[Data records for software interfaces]

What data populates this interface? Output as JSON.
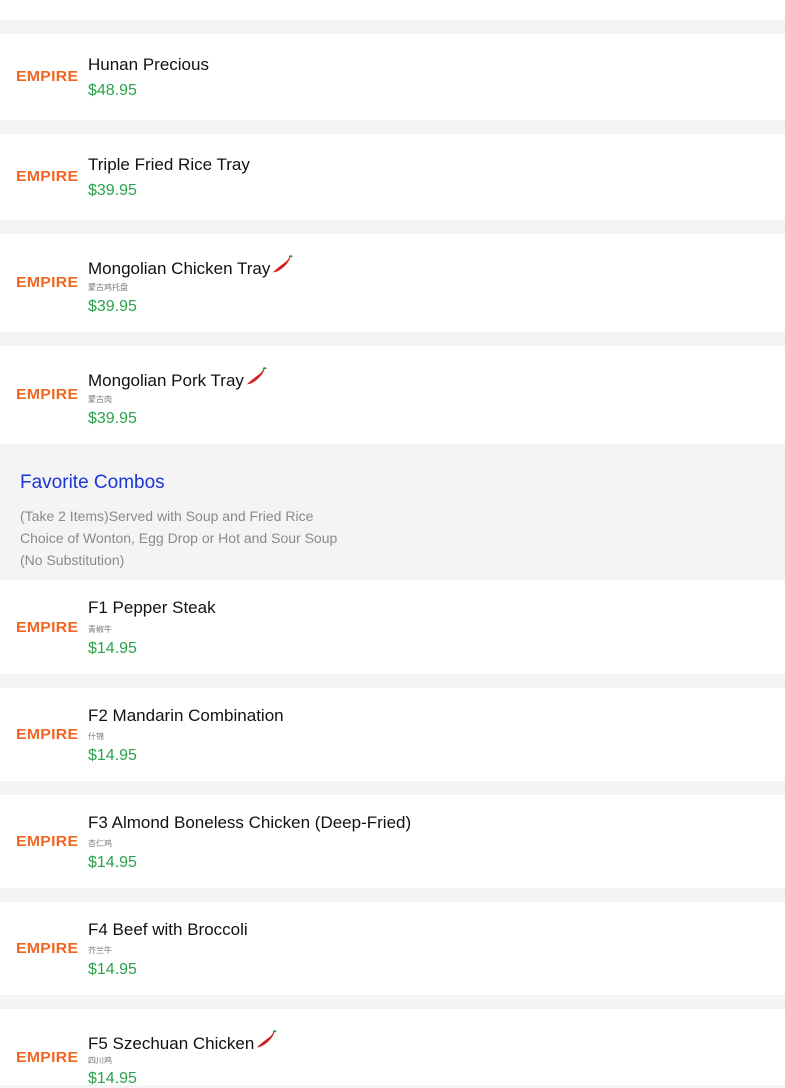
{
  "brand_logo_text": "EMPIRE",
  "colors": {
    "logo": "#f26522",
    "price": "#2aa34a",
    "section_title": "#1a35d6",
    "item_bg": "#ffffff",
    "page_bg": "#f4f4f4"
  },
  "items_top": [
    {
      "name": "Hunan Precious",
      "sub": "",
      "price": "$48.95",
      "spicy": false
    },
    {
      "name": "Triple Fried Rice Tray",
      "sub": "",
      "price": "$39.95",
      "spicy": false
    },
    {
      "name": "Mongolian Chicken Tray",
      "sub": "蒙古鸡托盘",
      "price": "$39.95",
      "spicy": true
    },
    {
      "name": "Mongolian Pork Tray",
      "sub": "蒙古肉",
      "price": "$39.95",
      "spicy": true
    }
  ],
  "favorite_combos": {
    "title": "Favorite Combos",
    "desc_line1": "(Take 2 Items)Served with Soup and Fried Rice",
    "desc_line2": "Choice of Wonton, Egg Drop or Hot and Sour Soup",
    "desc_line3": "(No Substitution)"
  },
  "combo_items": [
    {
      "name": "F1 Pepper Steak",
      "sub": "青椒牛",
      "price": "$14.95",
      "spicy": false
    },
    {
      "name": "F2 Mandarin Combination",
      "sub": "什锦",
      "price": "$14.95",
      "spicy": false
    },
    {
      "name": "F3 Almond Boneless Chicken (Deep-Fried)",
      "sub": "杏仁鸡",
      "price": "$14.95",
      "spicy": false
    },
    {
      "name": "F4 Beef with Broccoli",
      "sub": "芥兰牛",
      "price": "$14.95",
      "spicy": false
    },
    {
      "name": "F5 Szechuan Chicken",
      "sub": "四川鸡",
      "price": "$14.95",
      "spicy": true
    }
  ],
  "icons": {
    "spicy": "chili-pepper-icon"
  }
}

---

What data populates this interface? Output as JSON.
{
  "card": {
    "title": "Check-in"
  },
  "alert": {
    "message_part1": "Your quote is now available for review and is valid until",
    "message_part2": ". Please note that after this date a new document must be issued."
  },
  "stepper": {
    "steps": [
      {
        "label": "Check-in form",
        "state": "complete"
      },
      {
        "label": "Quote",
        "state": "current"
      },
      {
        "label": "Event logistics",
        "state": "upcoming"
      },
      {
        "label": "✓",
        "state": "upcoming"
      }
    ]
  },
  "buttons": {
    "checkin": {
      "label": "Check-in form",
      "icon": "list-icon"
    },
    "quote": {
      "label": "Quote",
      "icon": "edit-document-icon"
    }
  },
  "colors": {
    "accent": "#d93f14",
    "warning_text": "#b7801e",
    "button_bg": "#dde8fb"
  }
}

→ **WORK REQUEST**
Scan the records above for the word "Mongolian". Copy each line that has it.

→ **ANSWER SECTION**
      "name": "Mongolian Chicken Tray",
      "name": "Mongolian Pork Tray",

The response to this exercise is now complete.